With time, I gathered some rules:
- don't put a motion sensor (MS10) nearby a halogen lamp: if that lamp was used just before leaving the house, the residual heat will be detected and trigger the alarm.
- don't stick the door sensor (DS10) directly onto an aluminum door frame, it may prevent it from working. Put a plastic or wood block between the frame and the magnet.
- don't leave some kitchen appliance (a certain "Rocket Blender" in particular) plugged even when not in use: the noise generated will stop the propagation of the X10 signal .
- beware of some surge protected power strips: they can suppress the signal just like the kitchen appliance above.
- a computer power unit with noise filter may absorb the X10 signal. A X10 filter (FM10) may be needed in this case and the 2 others before. (see this excellent article on noise and signal absorption)

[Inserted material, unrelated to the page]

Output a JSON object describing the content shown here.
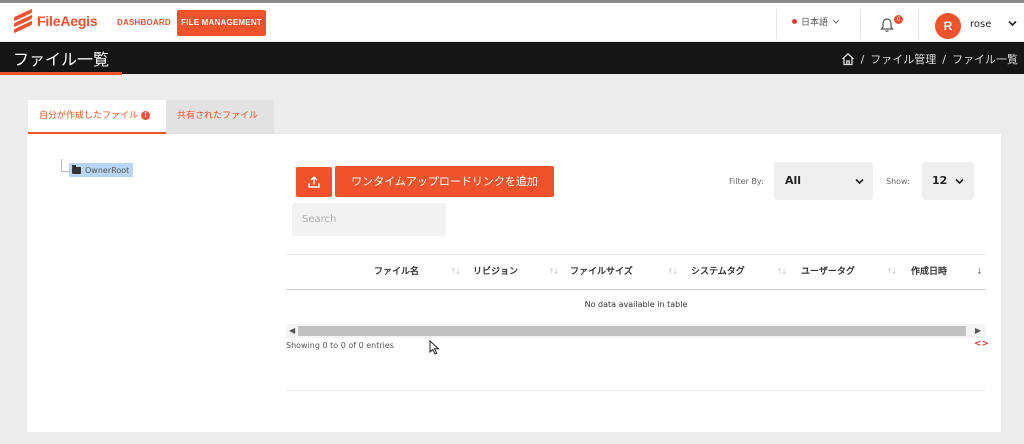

- don't use the X10 Lamp Dimmer (LW10) with any Energy Saving CFL (even the new dimmable ones) , you may fry either or both. Use AW10 instead when in doubt.
- If you just added a MS13 wireless PIR and some X10 lights or appliances turn on or off with no apparent reason, remember that the MS13 control also the device number just over the one you setup (U+1). This one will be subject to the Day/Night detection.

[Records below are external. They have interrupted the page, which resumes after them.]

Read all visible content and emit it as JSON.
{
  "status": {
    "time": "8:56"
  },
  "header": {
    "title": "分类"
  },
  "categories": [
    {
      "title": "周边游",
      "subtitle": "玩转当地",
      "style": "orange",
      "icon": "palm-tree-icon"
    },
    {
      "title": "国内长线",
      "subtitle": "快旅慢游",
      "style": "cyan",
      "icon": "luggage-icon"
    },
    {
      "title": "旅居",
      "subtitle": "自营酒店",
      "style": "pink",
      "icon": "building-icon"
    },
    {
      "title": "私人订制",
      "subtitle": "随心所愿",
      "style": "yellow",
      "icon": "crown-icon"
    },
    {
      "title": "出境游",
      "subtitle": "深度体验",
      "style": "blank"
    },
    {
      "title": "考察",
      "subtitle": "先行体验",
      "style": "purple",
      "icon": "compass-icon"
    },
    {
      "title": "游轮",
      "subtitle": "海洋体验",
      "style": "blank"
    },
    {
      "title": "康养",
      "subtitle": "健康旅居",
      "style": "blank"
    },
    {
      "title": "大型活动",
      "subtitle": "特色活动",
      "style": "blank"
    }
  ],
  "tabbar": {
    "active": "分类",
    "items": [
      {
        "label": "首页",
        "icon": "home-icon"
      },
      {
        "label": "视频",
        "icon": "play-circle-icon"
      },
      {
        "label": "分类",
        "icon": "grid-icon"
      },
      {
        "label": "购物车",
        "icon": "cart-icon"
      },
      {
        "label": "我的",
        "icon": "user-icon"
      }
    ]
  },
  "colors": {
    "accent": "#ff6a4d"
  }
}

- don't think that, because you're the only one to have an X10 alarm central in the vicinity, that it will not get interferences from other wireless alarm systems. Mine was going off every day at 3:30PM, which corresponded to when a neighbour returned home and disarmed his alarm: an cheap unbranded wireless model. The solution was to change the home code of mine.
You would also discover that these systems are packet with all sorts of bugs and, since their firmware can't be updated, you end up buying a new central unit every year or so:
Marmitek SC2700: no support for thermostat sensor
Marmitek SC2770: some support for thermostat sensor with bugs (Digimax 210)
Marmitek SC2800: better support for Digimax
SC9000: support for Digimax (although a first batch sold didn't support it).
New casing with LCD display for easier programming. X10 events scheduler.
SC28 (also called SC9100 and HomeProtector+): scheduler can control the Digimax thermostat, so you can set a lower temperature at night. Less bugs but the PS18 power supply can be problematic (mine blocked all X10 signal at some stage and had to be replaced)
The most annoying in the X10 world is the complete lack of communication and support from the manufacturers, to a point where the resellers themselves are often confused and sometimes advertise features that are not part of the model they have in stock.
A precious source of information is the AutomatedHome.com support forum.
All in one, I love and I hate X10 automation. Those who have such an equipment will understand what I mean. The central units discussed here are entry level (around €90 for the central unit alone), Some more expensive and reliable wireless alarm systems are now available, but they probably still don't beat a wired alarm system for the reliability.